After we had seen an Aston Martin GT (“selling three a week”) and a Jaguar E-type (“they buy ten each week”) speeding out of reach, Mr. S.H. Grylls, M.A., was interviewed from the lofty eminence of the back seat of one of the Rolls-Royce cars he engineers, and strongly denied that these automobiles are a status symbol. He likes, does Mr. Grylls, to build cars “as no-one else can possibly afford to do,” which Brasher got him to elucidate as elimination of noise from the road and rotating parts and giving a nice feel to the switches. “We use two relays in the starter circuit,” explained Mr. Grylls, “to get the right feel”—which caused Brasher to question whether the feel of the average starter-key is so desperately in need of improvement! Nothing, you note, was said about road-holding, ride, performance or braking, but Mr. Grylls did refer to Rolls-Royces built to individual order, “one with zebra upholstry, another with a set of duplicate instruments in the back compartment, and an altimeter.”
Next it was the turn of Roy Brown, Ford’s Chief Stylist. He felt that a car cannot be just a wheeled box but must reflect the owner’s possibly suppressed desires, of importance, self-expression, etc. He then drooled a lot of obscurities, explaining why he would prefer looking at Gina Lollobrigida rather than at Brasher—something to do with curves—and explaining that a car must embody male and female implications—”whereas some stylists are so male they can only design steam locomotives, some so female they should concentrate on flowery hats.” Brown quoted the Ford Products Committee as taking two years to define a new model—which was wasted on the Consul Classic!—and regarded simplicity of line as his triumph with the Corsair which, he said, has its male aspect in its thrusting profile, the female in its curved doors.
Perhaps this was making Brasher as sick as the viewers, because he then cruelly showed some film of the 1948 Ford Edsel, telling us that it was intended for smart coming-up executives, that it was christened only after 18,000 names had been suggested (including Drof, which is Ford spelled backwards!) but that this Roy Brown brain-child flopped and cost Ford £100-million; although 3-million people sat in it very few bought Edsels.
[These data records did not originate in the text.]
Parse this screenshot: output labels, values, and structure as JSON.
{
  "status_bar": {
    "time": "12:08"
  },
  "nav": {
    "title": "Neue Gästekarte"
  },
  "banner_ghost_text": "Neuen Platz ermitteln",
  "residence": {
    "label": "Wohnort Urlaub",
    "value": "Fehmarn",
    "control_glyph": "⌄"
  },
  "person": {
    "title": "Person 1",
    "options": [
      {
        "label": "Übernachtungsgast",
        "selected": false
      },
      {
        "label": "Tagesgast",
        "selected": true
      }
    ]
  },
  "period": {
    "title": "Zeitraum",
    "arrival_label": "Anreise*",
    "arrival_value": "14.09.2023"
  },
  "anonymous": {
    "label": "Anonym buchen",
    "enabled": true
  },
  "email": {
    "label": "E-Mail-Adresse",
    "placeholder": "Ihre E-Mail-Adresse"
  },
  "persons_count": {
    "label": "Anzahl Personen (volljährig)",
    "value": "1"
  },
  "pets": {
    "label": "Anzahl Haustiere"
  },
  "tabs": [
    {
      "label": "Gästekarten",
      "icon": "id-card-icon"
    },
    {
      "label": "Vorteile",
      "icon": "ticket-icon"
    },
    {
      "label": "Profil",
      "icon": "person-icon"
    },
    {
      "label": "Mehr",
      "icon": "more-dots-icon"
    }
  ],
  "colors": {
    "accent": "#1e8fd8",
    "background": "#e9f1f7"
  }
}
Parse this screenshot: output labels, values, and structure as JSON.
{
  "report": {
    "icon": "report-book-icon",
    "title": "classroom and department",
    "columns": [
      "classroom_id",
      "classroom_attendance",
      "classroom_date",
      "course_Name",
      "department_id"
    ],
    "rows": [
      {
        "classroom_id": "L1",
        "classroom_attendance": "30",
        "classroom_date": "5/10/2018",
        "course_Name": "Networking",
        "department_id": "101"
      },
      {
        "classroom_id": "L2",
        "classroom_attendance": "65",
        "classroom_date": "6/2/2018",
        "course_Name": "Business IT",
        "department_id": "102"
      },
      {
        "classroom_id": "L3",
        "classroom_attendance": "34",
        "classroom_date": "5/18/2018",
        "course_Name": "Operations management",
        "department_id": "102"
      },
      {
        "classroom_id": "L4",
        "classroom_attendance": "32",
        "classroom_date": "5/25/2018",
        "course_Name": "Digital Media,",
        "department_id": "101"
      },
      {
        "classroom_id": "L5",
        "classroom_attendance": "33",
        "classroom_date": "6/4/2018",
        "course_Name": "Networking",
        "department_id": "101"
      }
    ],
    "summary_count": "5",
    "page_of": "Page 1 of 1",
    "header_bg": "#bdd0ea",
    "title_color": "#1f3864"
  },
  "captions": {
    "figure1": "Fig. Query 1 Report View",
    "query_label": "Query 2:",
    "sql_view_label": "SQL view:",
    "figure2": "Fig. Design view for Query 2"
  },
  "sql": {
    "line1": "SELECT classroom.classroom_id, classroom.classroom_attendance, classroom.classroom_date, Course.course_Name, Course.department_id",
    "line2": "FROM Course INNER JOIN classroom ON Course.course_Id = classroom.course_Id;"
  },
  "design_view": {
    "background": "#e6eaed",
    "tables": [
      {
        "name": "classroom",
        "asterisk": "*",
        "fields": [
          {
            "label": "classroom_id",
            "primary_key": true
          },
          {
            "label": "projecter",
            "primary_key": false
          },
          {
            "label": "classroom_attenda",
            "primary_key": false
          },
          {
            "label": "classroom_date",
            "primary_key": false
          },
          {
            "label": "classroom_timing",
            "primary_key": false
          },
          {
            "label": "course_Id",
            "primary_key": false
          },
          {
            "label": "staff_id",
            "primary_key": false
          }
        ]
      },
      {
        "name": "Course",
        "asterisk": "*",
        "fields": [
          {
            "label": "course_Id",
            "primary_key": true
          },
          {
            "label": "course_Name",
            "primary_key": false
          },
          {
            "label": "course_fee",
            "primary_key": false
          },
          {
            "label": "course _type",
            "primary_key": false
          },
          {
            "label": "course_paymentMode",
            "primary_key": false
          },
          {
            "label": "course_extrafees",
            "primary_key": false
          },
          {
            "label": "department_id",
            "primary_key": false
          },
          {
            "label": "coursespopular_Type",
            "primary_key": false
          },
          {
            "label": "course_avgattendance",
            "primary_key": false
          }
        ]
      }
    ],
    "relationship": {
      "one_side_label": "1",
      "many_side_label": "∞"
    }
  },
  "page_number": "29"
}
Brown said he was very distressed and disappointed and went out and got sloshed. . .
It looked as if the Edsel was filmed in England and no doubt the Classic American C.C. of G.B. is already inquiring if it is still here!
Next it was Alec lssigonis’ turn, he and Brasher being introduced playing with small model locomotives, presumably on the floor of Issigonis’ mother’s flat—I believe he has built successful steam-powered models in 00-gauge. Issigonis brushed aside market research, said sex doesn’t, in his opinion, come into car styling, but that he believes the philosophy of life has to be understood in order that those who work with and under the designer will go along with his ideas. Brasher tried to get lssigonis to draw a car smaller than the Mini, which has become a status symbol, as suitable camera-shots of royalty emphasised, but Alec explained that the engine is the snag—he could build it smaller still but the carburetter, air-cleaner and dynamo would not scale-down. “People want radio in cars, which is terrible, and will soon demand TV in them,” quoth Alec, “so you can’t dispense with a decent dynamo.”
The Rover engineer came on, looking at a 2000, on a rather remote take it or leave it, level, pointing, however, to the psycho-logical approach of dummy spokes drawn on the new car’s wheel discs, and Mr. Fogg of the Motor Industry research centre played down the stylist who, he said, could produce a dangerously weak structure in pursuit of pretty lines.—W. B.